4. Try the AC units insure they work.
5. Try the water pump insure it works
6. Try the heater and insure it works.

Inspect the coach to insure that the floor plan meets your personal criteria

Living in an RV is going to be less spacious. Make sure you try to hit about 75-80% of your must haves in a coach.

No compromise items

Leather furniture in good shape
Above average counter space
Refrigerator with ice maker
Stove with oven or microwave with convection oven
At least one recliner
Large bath (I'm large) Split bath a +
Opposing slides in the living space to create a feeling of spaciousness
NO FREAKING DINETTE table and chairs only.
No previous owners smells, no smoking, no pets, no mold, no musty smells.
Electric steps
Large basement storage
Good canvas on all awnings
New or newer tires all around

Flexible items

TV placed in a logical position instead of having to break your neck to watch it.
Carpet but we prefer hard surfaces
King bed but we would adjust to Queen
A dedicated space to work from (preferred for Martha)
If necessary a dinette will be accepted but torn out for replacement table and chairs
Older batteries if the price is right
Canvas can be old with UV damage to be replaced later
Older tires that are unchecked from UV

Our preferred Motor Coaches in order

1. SeeYa by Alpha (We've eliminated this RV from our list due to lack of manufacturers support)
2. Latitude by Winnebago
3. Journey by Winnebago
4. Ambassador by Holiday Rambler
5. Allegro by Tiffin

The above coaches meet our personal criteria for layout and amenities.

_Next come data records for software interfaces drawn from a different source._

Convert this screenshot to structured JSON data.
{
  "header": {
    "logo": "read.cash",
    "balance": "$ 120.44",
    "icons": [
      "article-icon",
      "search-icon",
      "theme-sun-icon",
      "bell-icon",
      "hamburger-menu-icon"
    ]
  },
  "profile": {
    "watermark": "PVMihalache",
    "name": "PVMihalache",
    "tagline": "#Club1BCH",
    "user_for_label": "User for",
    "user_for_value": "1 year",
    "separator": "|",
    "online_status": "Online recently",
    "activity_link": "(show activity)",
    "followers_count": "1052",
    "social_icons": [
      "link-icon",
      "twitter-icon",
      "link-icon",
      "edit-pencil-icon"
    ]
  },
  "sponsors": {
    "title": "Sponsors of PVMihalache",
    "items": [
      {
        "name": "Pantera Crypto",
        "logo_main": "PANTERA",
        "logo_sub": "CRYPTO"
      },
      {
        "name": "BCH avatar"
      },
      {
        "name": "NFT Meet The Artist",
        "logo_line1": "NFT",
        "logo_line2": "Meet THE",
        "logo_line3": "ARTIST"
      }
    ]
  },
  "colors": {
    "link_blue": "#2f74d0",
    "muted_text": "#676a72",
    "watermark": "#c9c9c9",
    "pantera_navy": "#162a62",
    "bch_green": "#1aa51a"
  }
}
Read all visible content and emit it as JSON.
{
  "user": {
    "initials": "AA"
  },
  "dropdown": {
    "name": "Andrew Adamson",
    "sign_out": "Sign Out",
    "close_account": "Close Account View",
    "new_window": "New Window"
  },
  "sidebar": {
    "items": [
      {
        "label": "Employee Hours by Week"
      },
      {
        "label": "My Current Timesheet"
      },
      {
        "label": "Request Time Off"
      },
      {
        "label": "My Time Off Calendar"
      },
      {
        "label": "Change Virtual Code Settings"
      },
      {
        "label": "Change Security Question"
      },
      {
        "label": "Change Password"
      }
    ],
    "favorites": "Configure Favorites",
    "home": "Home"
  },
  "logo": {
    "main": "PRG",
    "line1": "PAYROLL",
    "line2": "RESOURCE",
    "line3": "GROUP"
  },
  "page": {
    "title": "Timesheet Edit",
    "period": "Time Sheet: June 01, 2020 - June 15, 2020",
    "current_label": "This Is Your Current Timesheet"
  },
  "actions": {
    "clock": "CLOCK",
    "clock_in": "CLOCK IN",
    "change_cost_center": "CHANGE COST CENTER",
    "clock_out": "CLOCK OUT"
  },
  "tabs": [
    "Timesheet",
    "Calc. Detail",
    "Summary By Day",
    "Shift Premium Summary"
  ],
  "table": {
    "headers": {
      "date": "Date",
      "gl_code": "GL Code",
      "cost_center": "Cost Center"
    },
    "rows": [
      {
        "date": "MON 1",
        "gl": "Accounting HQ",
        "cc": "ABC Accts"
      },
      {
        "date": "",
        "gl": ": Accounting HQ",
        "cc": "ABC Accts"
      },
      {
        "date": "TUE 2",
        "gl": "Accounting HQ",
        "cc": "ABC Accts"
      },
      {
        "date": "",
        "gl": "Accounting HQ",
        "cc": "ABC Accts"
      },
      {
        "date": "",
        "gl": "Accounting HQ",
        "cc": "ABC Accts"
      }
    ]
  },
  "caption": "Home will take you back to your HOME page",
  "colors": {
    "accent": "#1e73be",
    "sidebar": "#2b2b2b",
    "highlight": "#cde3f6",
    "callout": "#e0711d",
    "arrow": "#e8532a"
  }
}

Our search will continue with the above list as our targets.

No comments:

Post a Comment

Comments are encouraged. Please let us know how we are doing.

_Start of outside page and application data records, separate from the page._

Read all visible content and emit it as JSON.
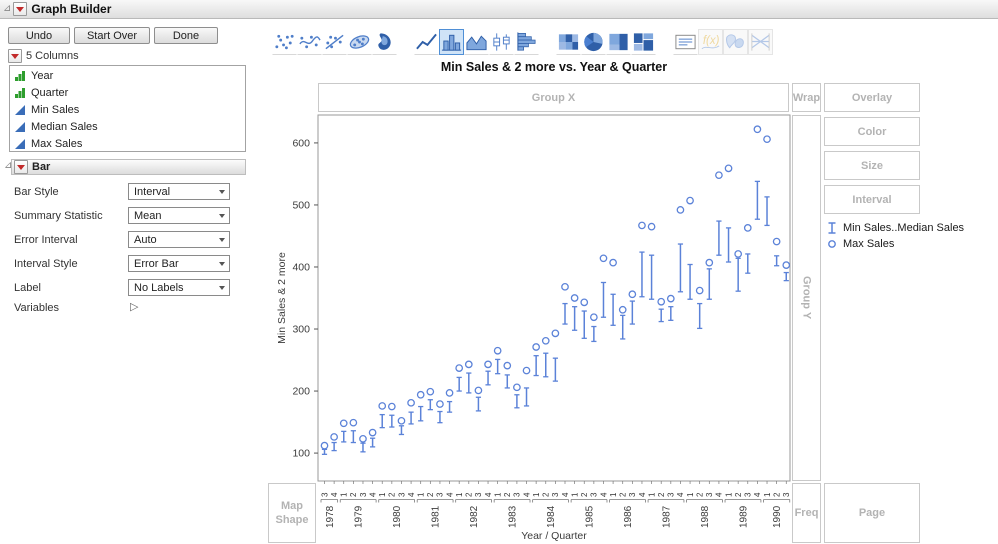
{
  "window": {
    "title": "Graph Builder"
  },
  "buttons": {
    "undo": "Undo",
    "start_over": "Start Over",
    "done": "Done"
  },
  "columns_panel": {
    "header": "5 Columns",
    "items": [
      {
        "name": "Year",
        "icon": "green-bars-icon"
      },
      {
        "name": "Quarter",
        "icon": "green-bars-icon"
      },
      {
        "name": "Min Sales",
        "icon": "blue-triangle-icon"
      },
      {
        "name": "Median Sales",
        "icon": "blue-triangle-icon"
      },
      {
        "name": "Max Sales",
        "icon": "blue-triangle-icon"
      }
    ]
  },
  "bar_panel": {
    "header": "Bar",
    "rows": [
      {
        "label": "Bar Style",
        "value": "Interval"
      },
      {
        "label": "Summary Statistic",
        "value": "Mean"
      },
      {
        "label": "Error Interval",
        "value": "Auto"
      },
      {
        "label": "Interval Style",
        "value": "Error Bar"
      },
      {
        "label": "Label",
        "value": "No Labels"
      }
    ],
    "variables_label": "Variables"
  },
  "element_palette": {
    "items": [
      {
        "name": "points",
        "selected": false,
        "enabled": true,
        "group_start": false
      },
      {
        "name": "smoother",
        "selected": false,
        "enabled": true,
        "group_start": false
      },
      {
        "name": "line-of-fit",
        "selected": false,
        "enabled": true,
        "group_start": false
      },
      {
        "name": "ellipse",
        "selected": false,
        "enabled": true,
        "group_start": false
      },
      {
        "name": "contour",
        "selected": false,
        "enabled": true,
        "group_start": false
      },
      {
        "name": "line",
        "selected": false,
        "enabled": true,
        "group_start": true
      },
      {
        "name": "bar",
        "selected": true,
        "enabled": true,
        "group_start": false
      },
      {
        "name": "area",
        "selected": false,
        "enabled": true,
        "group_start": false
      },
      {
        "name": "box-plot",
        "selected": false,
        "enabled": true,
        "group_start": false
      },
      {
        "name": "histogram",
        "selected": false,
        "enabled": true,
        "group_start": false
      },
      {
        "name": "heatmap",
        "selected": false,
        "enabled": true,
        "group_start": true
      },
      {
        "name": "pie",
        "selected": false,
        "enabled": true,
        "group_start": false
      },
      {
        "name": "treemap",
        "selected": false,
        "enabled": true,
        "group_start": false
      },
      {
        "name": "mosaic",
        "selected": false,
        "enabled": true,
        "group_start": false
      },
      {
        "name": "caption-box",
        "selected": false,
        "enabled": true,
        "group_start": true
      },
      {
        "name": "formula",
        "selected": false,
        "enabled": false,
        "group_start": false
      },
      {
        "name": "map-shape",
        "selected": false,
        "enabled": false,
        "group_start": false
      },
      {
        "name": "parallel-plot",
        "selected": false,
        "enabled": false,
        "group_start": false
      }
    ]
  },
  "drop_zones": {
    "group_x": "Group X",
    "wrap": "Wrap",
    "overlay": "Overlay",
    "color": "Color",
    "size": "Size",
    "interval": "Interval",
    "group_y": "Group Y",
    "map_shape": "Map Shape",
    "freq": "Freq",
    "page": "Page"
  },
  "legend": [
    {
      "icon": "interval-bar",
      "label": "Min Sales..Median Sales"
    },
    {
      "icon": "open-circle",
      "label": "Max Sales"
    }
  ],
  "colors": {
    "accent": "#5b82d8",
    "zone_border": "#c9c9c9",
    "zone_text": "#b3b3b3",
    "red_triangle": "#c22a2a",
    "green_icon": "#2e9e2e",
    "blue_icon": "#3a6db8"
  },
  "chart_data": {
    "type": "scatter",
    "title": "Min Sales & 2 more vs. Year & Quarter",
    "xlabel": "Year / Quarter",
    "ylabel": "Min Sales & 2 more",
    "ylim": [
      55,
      645
    ],
    "yticks": [
      100,
      200,
      300,
      400,
      500,
      600
    ],
    "grid": false,
    "legend_position": "right",
    "x_groups": [
      {
        "year": "1978",
        "quarters": [
          "3",
          "4"
        ]
      },
      {
        "year": "1979",
        "quarters": [
          "1",
          "2",
          "3",
          "4"
        ]
      },
      {
        "year": "1980",
        "quarters": [
          "1",
          "2",
          "3",
          "4"
        ]
      },
      {
        "year": "1981",
        "quarters": [
          "1",
          "2",
          "3",
          "4"
        ]
      },
      {
        "year": "1982",
        "quarters": [
          "1",
          "2",
          "3",
          "4"
        ]
      },
      {
        "year": "1983",
        "quarters": [
          "1",
          "2",
          "3",
          "4"
        ]
      },
      {
        "year": "1984",
        "quarters": [
          "1",
          "2",
          "3",
          "4"
        ]
      },
      {
        "year": "1985",
        "quarters": [
          "1",
          "2",
          "3",
          "4"
        ]
      },
      {
        "year": "1986",
        "quarters": [
          "1",
          "2",
          "3",
          "4"
        ]
      },
      {
        "year": "1987",
        "quarters": [
          "1",
          "2",
          "3",
          "4"
        ]
      },
      {
        "year": "1988",
        "quarters": [
          "1",
          "2",
          "3",
          "4"
        ]
      },
      {
        "year": "1989",
        "quarters": [
          "1",
          "2",
          "3",
          "4"
        ]
      },
      {
        "year": "1990",
        "quarters": [
          "1",
          "2",
          "3"
        ]
      }
    ],
    "series": [
      {
        "name": "Max Sales",
        "marker": "open-circle",
        "values": [
          112,
          126,
          148,
          149,
          123,
          133,
          176,
          175,
          152,
          181,
          194,
          199,
          179,
          197,
          237,
          243,
          201,
          243,
          265,
          241,
          206,
          233,
          271,
          281,
          293,
          368,
          350,
          343,
          319,
          414,
          407,
          331,
          356,
          467,
          465,
          344,
          349,
          492,
          507,
          362,
          407,
          548,
          559,
          421,
          463,
          622,
          606,
          441,
          403
        ]
      },
      {
        "name": "Min Sales..Median Sales",
        "marker": "error-bar",
        "upper": [
          106,
          117,
          135,
          136,
          116,
          124,
          162,
          161,
          144,
          166,
          175,
          186,
          167,
          183,
          222,
          229,
          190,
          232,
          251,
          226,
          194,
          205,
          257,
          261,
          253,
          341,
          336,
          329,
          304,
          375,
          356,
          322,
          345,
          424,
          419,
          332,
          336,
          437,
          404,
          341,
          397,
          474,
          463,
          414,
          421,
          538,
          513,
          418,
          391
        ],
        "lower": [
          98,
          104,
          118,
          117,
          102,
          110,
          141,
          142,
          130,
          147,
          152,
          170,
          149,
          166,
          200,
          197,
          168,
          210,
          228,
          205,
          173,
          176,
          225,
          223,
          216,
          308,
          298,
          285,
          280,
          319,
          306,
          284,
          308,
          352,
          348,
          312,
          314,
          360,
          348,
          301,
          348,
          419,
          408,
          361,
          390,
          477,
          467,
          402,
          378
        ]
      }
    ]
  }
}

Our most recent blog

"Stick Em Up" - Old Tucson Studio and Theme Park

High Chapparral Ranch Set Admittedly I'm old. How old? Let's just say I hold the patent on dirt. I grew up in the 50's whe...